It took me four years to realise that it was bad for my health and a further two years of smoking in guilt to quit. Every time I walked out of the office to smoke, I felt depressed – but corporate life is no different either.
I remember having written a poem about it, which had the following portion:
“Every morning when your soul dries out, you step out of that fancy building.
You walk to fill your lungs with smoke.
While you smoke the poison, you see those depressed faces doing the same.
You are a replica of them.
Your life is as blurred as the smoke.
You are dying, aren’t you?”
I recall those days when I had to finish my writing assignments. I would suffer from a writer’s block unless I smoked a cigarette and had a cup of black coffee. Two deadly combinations, literally!
This continued till the night when one of my acquaintances was diagnosed with cancer. I went to donate blood for him. It was ironical because I went there after smoking. The form I filled there had a question on whether I smoked or not. For me, it was like heaven and hell, just to put a tick mark in the box.
After donating blood, I went to meet him. He had turned half the size when I had seen him, the last time. His wife looked worried and miserable.
I picked up Ravish Kumar’s “Ishq Mein Shahar Hona” for him. Wearing a mask, I stayed with them for about 15 minutes and tried to give him hope, because that’s all I could give. The chemotherapy he was undergoing was taking quite a toll on his health. Consequently, I left feeling quite disturbed. I told his wife, “Please let me know if you need any kind of help.” After all, she was waging a lonely battle beside him.
A week passed and I continued smoking. After all, for a smoker, death isn’t much of a fear. Yet, whenever I blew smoke puffs, I counted the minutes I was reducing in my life. I had already wasted six years.
On Eid, however, while sitting with my friends, we got a call from a common friend saying that my friend had been hospitalised again. We rushed to the hospital and saw that he had been admitted to the ICU.
We met his wife and friends. Her wife was wearing a smile, while his friends were chilled. On the other hand, I was dead worried – not just for him, but for myself as well. What if I got into such a situation?
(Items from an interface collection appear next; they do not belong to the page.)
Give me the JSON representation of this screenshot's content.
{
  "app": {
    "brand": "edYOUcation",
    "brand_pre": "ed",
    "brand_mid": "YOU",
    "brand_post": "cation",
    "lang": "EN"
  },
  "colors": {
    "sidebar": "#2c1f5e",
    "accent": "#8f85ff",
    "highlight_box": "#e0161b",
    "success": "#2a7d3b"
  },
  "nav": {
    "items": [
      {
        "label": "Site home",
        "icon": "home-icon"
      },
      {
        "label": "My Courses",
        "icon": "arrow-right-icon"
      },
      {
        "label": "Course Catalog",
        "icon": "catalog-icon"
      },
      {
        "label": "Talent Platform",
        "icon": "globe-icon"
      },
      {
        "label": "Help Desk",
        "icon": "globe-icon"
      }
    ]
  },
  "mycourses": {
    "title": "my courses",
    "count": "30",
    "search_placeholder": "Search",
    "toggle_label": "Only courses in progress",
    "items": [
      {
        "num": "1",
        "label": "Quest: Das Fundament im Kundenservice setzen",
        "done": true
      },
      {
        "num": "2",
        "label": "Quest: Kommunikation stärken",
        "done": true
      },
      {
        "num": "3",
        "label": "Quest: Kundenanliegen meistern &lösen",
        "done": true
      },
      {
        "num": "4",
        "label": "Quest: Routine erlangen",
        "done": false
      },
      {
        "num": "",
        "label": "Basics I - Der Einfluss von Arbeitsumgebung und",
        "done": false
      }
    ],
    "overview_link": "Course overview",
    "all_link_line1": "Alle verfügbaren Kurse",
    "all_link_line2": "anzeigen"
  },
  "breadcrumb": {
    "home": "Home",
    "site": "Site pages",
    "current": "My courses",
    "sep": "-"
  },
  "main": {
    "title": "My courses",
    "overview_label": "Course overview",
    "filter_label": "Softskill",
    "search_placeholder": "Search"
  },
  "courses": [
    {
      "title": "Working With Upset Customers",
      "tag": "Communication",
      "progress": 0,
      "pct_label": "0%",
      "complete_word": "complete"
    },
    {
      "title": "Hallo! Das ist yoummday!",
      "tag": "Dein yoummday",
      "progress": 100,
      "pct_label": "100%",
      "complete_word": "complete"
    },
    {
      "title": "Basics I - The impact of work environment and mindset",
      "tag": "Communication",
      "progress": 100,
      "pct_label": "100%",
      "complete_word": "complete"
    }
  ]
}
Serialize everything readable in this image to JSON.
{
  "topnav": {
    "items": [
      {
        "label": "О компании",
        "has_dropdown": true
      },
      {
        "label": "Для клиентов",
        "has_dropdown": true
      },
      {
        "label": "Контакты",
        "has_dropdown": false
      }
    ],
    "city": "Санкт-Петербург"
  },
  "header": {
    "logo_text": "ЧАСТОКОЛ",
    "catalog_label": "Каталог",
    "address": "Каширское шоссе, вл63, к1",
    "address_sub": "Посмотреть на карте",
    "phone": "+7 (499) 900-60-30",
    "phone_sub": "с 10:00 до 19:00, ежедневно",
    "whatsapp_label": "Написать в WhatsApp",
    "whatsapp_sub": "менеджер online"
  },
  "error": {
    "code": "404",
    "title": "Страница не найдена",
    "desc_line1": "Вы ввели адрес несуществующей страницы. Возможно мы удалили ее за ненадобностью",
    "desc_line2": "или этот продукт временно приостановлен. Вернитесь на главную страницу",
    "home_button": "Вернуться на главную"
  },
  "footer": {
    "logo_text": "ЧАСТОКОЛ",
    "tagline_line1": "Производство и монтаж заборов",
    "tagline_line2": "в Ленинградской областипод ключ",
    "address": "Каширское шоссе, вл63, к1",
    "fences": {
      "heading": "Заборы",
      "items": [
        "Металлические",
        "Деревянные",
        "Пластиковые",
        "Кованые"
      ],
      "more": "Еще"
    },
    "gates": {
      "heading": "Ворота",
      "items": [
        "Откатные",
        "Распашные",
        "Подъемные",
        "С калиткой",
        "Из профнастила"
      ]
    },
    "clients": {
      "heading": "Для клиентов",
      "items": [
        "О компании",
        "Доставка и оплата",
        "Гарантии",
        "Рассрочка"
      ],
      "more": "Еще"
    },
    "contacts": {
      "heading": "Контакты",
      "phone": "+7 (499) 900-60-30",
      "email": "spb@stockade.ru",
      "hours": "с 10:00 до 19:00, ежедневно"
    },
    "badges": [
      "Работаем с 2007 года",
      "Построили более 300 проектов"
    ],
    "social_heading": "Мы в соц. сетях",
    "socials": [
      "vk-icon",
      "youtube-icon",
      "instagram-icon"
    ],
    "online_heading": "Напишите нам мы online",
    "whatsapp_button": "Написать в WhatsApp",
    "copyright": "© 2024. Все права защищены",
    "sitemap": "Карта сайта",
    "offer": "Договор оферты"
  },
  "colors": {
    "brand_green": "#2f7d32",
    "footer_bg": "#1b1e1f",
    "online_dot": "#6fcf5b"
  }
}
What if I needed money for the treatment of cancer and I didn’t have it? What if I died out of pain? I sat at the hospital, fighting my conscience. When I got back home late at night, I knew what I had to do.
I quit smoking. And that’s the best kind of break-up I have done in my entire life. I regret and curse the time when I started smoking out of loneliness. I should have consulted a friend, family or rather, simply talked about my problems.
When I go out with my friends and see them smoking, I simply tell them, “A day will come when you will realise that you should quit. Otherwise, cancer will come and knock you down.” And they all laugh at it – while I smile with the utmost happiness at having given up this grave habit recently.